Madagascar + 7 more

FEWS Africa Drought and Floods Hazards Assessment, 23 Jan 2003

The sea surface temperatures in the Indian Ocean remain, generally, above normal. By itself, this would suggest a continued positive impact on the development of tropical cyclones. However, it now appears that we have entered a period when upper level winds in the area will not be conducive to cyclone formation over the Indian ocean area. We anticipate that the latter effect will dominate and that we will have reduced cyclone activity for several weeks. The exception appears to be in a thin band at about 80E where both the warm water and the upper air winds are supportive of possible cyclone development.

With respect to the weather over Africa, the major focus is on the dry conditions over much of the southern portions of the continent. In southern Mozambique monthly totals are around 150 mm below normal, while similar conditions exists in Zimbabwe and southern Zambia. Other critical areas like the maize triangle in South Africa and eastern Botswana received 20 to 40 mm of rain and locally heavier amounts around January 16-18. This should help relieve some short-term dryness in the region. Elsewhere, heavy amounts of rain fell in northern Mozambique and the north and central portions of Madagascar. Daily rain amounts over these areas ranged from 30 to 70 mm. Several reports have been received regarding mudslides in northern Madagascar and flooding in river basins in north and central Mozambique. In northern Tunisia and Algeria heavy rains and flooding was reported on January 16 and 17. Local amounts were over 70 mm.



1) Recent rains in northern Tunisia and extreme areas in northern Algeria has resulted in saturated conditions and some local flooding. Expect more rain throughout the period which could induce local flooding in some prone areas.

2) Hydrological dryness continues across much of southern Mauritania resulting in poor pasture conditions. Significant rains are not expected until the next growing season, which generally begins in July.

3) Dryness throughout recent years has resulted in poor pasture conditions and low water supplies across central Ethiopia, and adjacent portions of Eritrea and Djibouti. Rainfall is not forecast over the region within the next week.

4) Below normal rainfall totals in Guinea has resulted in low reservoir levels, which aid in the generation of hydro-electric power. Improvement is expected around April or the start of the next rainy season in the region.

5) Southern Africa has remained dry over the past week, and little rain is forecast in the coming period. Several reports say that much of the region is 100-200 mm below normal, with some local areas over 200 mm below normal. The area highlighted should continue to be monitored closely for the potential for crop failure due to extremely dry conditions. The region of greatest concern is southern Mozambique and most of Zimbabwe.

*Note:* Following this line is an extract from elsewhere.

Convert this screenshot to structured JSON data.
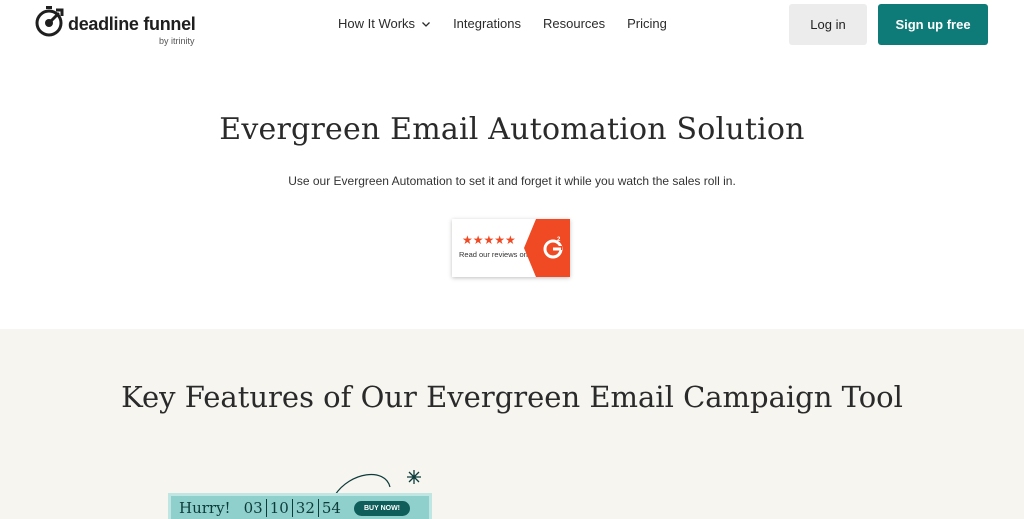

6) Saturated conditions, which continue in southern Malawi, north and central Mozambique, and the northern two-thirds of Madagascar could lead to isolated areas of flooding as rains continue over the next week. Flood prone areas should be monitored closely as convective showers could bring local amounts of 100-200 mm of rain over the hazard period.

Author: Kevin B Laws